> _Work request_: Could you print the data that follows exactly as given?

> _Provided records_:

--

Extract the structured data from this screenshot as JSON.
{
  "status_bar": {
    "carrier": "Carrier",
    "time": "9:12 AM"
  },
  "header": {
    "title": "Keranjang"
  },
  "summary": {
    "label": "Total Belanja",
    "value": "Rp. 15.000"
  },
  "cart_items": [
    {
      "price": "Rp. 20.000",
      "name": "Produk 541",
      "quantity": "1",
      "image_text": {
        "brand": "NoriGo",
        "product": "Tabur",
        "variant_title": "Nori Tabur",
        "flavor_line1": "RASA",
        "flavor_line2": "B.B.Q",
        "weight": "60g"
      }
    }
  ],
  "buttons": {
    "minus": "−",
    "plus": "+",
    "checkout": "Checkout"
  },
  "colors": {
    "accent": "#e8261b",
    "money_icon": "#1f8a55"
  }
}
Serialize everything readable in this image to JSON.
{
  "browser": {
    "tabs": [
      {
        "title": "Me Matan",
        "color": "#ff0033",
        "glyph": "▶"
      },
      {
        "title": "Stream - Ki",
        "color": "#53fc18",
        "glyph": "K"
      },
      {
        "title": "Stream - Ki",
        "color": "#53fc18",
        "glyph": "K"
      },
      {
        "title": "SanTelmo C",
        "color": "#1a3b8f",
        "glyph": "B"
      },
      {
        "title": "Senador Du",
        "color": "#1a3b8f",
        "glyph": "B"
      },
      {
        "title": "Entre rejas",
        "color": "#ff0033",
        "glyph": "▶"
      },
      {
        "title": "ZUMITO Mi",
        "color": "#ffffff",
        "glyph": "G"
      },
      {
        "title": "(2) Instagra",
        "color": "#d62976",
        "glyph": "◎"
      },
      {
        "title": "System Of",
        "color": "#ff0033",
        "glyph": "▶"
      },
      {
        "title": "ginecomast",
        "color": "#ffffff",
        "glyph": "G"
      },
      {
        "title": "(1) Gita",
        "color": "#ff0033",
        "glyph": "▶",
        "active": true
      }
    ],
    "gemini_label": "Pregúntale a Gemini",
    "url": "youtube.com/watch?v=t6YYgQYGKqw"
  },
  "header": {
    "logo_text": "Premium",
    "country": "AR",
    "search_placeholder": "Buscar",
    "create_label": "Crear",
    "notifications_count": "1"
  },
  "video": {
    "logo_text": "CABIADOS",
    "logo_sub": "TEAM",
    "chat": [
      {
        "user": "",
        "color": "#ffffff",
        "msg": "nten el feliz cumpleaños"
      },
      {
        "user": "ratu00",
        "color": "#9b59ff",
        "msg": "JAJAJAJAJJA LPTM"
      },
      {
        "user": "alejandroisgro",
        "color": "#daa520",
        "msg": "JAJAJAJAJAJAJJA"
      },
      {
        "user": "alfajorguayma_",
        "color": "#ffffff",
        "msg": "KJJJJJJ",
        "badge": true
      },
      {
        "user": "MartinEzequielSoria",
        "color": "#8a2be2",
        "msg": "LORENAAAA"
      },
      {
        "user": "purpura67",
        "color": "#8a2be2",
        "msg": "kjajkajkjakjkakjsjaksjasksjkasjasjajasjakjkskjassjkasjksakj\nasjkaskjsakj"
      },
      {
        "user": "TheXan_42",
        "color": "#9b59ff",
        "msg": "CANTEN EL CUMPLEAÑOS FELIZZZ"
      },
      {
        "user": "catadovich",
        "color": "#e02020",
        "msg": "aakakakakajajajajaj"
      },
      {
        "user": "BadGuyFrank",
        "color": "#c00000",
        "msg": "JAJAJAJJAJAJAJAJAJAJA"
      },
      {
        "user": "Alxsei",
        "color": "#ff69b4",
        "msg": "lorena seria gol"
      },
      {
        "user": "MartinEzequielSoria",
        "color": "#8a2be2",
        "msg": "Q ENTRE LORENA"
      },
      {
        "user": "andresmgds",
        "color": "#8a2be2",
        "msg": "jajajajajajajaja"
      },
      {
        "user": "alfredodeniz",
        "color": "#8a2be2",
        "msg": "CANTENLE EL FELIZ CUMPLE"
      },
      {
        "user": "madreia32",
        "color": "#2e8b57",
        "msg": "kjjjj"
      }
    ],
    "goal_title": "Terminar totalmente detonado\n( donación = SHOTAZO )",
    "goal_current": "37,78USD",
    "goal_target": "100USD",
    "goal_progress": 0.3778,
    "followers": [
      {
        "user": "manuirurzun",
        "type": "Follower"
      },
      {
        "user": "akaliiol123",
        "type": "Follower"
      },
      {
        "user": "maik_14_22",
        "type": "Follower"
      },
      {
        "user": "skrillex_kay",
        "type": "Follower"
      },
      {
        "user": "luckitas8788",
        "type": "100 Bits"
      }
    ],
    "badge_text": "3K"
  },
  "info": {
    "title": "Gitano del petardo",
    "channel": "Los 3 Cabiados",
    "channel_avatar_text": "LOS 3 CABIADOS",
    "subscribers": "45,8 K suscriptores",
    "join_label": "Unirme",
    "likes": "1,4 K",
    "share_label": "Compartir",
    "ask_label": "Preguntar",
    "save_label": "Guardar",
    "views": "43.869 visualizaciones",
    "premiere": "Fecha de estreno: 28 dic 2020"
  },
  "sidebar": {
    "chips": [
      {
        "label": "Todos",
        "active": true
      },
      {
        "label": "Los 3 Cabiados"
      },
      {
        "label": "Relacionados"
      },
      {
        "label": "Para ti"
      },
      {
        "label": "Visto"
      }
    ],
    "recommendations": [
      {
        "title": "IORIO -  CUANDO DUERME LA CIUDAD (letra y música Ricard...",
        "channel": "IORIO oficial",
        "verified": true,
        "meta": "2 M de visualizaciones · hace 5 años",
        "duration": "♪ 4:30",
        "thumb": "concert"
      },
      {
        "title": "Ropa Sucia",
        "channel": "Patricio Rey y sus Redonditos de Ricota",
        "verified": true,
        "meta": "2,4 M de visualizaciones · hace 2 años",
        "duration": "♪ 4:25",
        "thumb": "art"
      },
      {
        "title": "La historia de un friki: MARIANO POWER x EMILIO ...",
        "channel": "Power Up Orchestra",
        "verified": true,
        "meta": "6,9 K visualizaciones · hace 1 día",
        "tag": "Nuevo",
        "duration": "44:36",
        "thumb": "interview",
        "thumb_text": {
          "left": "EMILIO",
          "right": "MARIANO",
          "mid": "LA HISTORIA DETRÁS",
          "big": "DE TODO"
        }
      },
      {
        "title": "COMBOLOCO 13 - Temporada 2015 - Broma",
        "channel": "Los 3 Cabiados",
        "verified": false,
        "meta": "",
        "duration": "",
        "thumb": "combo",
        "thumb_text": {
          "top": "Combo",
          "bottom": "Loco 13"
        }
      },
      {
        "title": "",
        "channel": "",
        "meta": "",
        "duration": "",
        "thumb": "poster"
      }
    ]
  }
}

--

> _Answer to the exercise_:
Extract the structured data from this screenshot as JSON.
{
  "status_bar": {
    "carrier": "Carrier",
    "time": "9:12 AM"
  },
  "header": {
    "title": "Keranjang"
  },
  "summary": {
    "label": "Total Belanja",
    "value": "Rp. 15.000"
  },
  "cart_items": [
    {
      "price": "Rp. 20.000",
      "name": "Produk 541",
      "quantity": "1",
      "image_text": {
        "brand": "NoriGo",
        "product": "Tabur",
        "variant_title": "Nori Tabur",
        "flavor_line1": "RASA",
        "flavor_line2": "B.B.Q",
        "weight": "60g"
      }
    }
  ],
  "buttons": {
    "minus": "−",
    "plus": "+",
    "checkout": "Checkout"
  },
  "colors": {
    "accent": "#e8261b",
    "money_icon": "#1f8a55"
  }
}
Serialize everything readable in this image to JSON.
{
  "browser": {
    "tabs": [
      {
        "title": "Me Matan",
        "color": "#ff0033",
        "glyph": "▶"
      },
      {
        "title": "Stream - Ki",
        "color": "#53fc18",
        "glyph": "K"
      },
      {
        "title": "Stream - Ki",
        "color": "#53fc18",
        "glyph": "K"
      },
      {
        "title": "SanTelmo C",
        "color": "#1a3b8f",
        "glyph": "B"
      },
      {
        "title": "Senador Du",
        "color": "#1a3b8f",
        "glyph": "B"
      },
      {
        "title": "Entre rejas",
        "color": "#ff0033",
        "glyph": "▶"
      },
      {
        "title": "ZUMITO Mi",
        "color": "#ffffff",
        "glyph": "G"
      },
      {
        "title": "(2) Instagra",
        "color": "#d62976",
        "glyph": "◎"
      },
      {
        "title": "System Of",
        "color": "#ff0033",
        "glyph": "▶"
      },
      {
        "title": "ginecomast",
        "color": "#ffffff",
        "glyph": "G"
      },
      {
        "title": "(1) Gita",
        "color": "#ff0033",
        "glyph": "▶",
        "active": true
      }
    ],
    "gemini_label": "Pregúntale a Gemini",
    "url": "youtube.com/watch?v=t6YYgQYGKqw"
  },
  "header": {
    "logo_text": "Premium",
    "country": "AR",
    "search_placeholder": "Buscar",
    "create_label": "Crear",
    "notifications_count": "1"
  },
  "video": {
    "logo_text": "CABIADOS",
    "logo_sub": "TEAM",
    "chat": [
      {
        "user": "",
        "color": "#ffffff",
        "msg": "nten el feliz cumpleaños"
      },
      {
        "user": "ratu00",
        "color": "#9b59ff",
        "msg": "JAJAJAJAJJA LPTM"
      },
      {
        "user": "alejandroisgro",
        "color": "#daa520",
        "msg": "JAJAJAJAJAJAJJA"
      },
      {
        "user": "alfajorguayma_",
        "color": "#ffffff",
        "msg": "KJJJJJJ",
        "badge": true
      },
      {
        "user": "MartinEzequielSoria",
        "color": "#8a2be2",
        "msg": "LORENAAAA"
      },
      {
        "user": "purpura67",
        "color": "#8a2be2",
        "msg": "kjajkajkjakjkakjsjaksjasksjkasjasjajasjakjkskjassjkasjksakj\nasjkaskjsakj"
      },
      {
        "user": "TheXan_42",
        "color": "#9b59ff",
        "msg": "CANTEN EL CUMPLEAÑOS FELIZZZ"
      },
      {
        "user": "catadovich",
        "color": "#e02020",
        "msg": "aakakakakajajajajaj"
      },
      {
        "user": "BadGuyFrank",
        "color": "#c00000",
        "msg": "JAJAJAJJAJAJAJAJAJAJA"
      },
      {
        "user": "Alxsei",
        "color": "#ff69b4",
        "msg": "lorena seria gol"
      },
      {
        "user": "MartinEzequielSoria",
        "color": "#8a2be2",
        "msg": "Q ENTRE LORENA"
      },
      {
        "user": "andresmgds",
        "color": "#8a2be2",
        "msg": "jajajajajajajaja"
      },
      {
        "user": "alfredodeniz",
        "color": "#8a2be2",
        "msg": "CANTENLE EL FELIZ CUMPLE"
      },
      {
        "user": "madreia32",
        "color": "#2e8b57",
        "msg": "kjjjj"
      }
    ],
    "goal_title": "Terminar totalmente detonado\n( donación = SHOTAZO )",
    "goal_current": "37,78USD",
    "goal_target": "100USD",
    "goal_progress": 0.3778,
    "followers": [
      {
        "user": "manuirurzun",
        "type": "Follower"
      },
      {
        "user": "akaliiol123",
        "type": "Follower"
      },
      {
        "user": "maik_14_22",
        "type": "Follower"
      },
      {
        "user": "skrillex_kay",
        "type": "Follower"
      },
      {
        "user": "luckitas8788",
        "type": "100 Bits"
      }
    ],
    "badge_text": "3K"
  },
  "info": {
    "title": "Gitano del petardo",
    "channel": "Los 3 Cabiados",
    "channel_avatar_text": "LOS 3 CABIADOS",
    "subscribers": "45,8 K suscriptores",
    "join_label": "Unirme",
    "likes": "1,4 K",
    "share_label": "Compartir",
    "ask_label": "Preguntar",
    "save_label": "Guardar",
    "views": "43.869 visualizaciones",
    "premiere": "Fecha de estreno: 28 dic 2020"
  },
  "sidebar": {
    "chips": [
      {
        "label": "Todos",
        "active": true
      },
      {
        "label": "Los 3 Cabiados"
      },
      {
        "label": "Relacionados"
      },
      {
        "label": "Para ti"
      },
      {
        "label": "Visto"
      }
    ],
    "recommendations": [
      {
        "title": "IORIO -  CUANDO DUERME LA CIUDAD (letra y música Ricard...",
        "channel": "IORIO oficial",
        "verified": true,
        "meta": "2 M de visualizaciones · hace 5 años",
        "duration": "♪ 4:30",
        "thumb": "concert"
      },
      {
        "title": "Ropa Sucia",
        "channel": "Patricio Rey y sus Redonditos de Ricota",
        "verified": true,
        "meta": "2,4 M de visualizaciones · hace 2 años",
        "duration": "♪ 4:25",
        "thumb": "art"
      },
      {
        "title": "La historia de un friki: MARIANO POWER x EMILIO ...",
        "channel": "Power Up Orchestra",
        "verified": true,
        "meta": "6,9 K visualizaciones · hace 1 día",
        "tag": "Nuevo",
        "duration": "44:36",
        "thumb": "interview",
        "thumb_text": {
          "left": "EMILIO",
          "right": "MARIANO",
          "mid": "LA HISTORIA DETRÁS",
          "big": "DE TODO"
        }
      },
      {
        "title": "COMBOLOCO 13 - Temporada 2015 - Broma",
        "channel": "Los 3 Cabiados",
        "verified": false,
        "meta": "",
        "duration": "",
        "thumb": "combo",
        "thumb_text": {
          "top": "Combo",
          "bottom": "Loco 13"
        }
      },
      {
        "title": "",
        "channel": "",
        "meta": "",
        "duration": "",
        "thumb": "poster"
      }
    ]
  }
}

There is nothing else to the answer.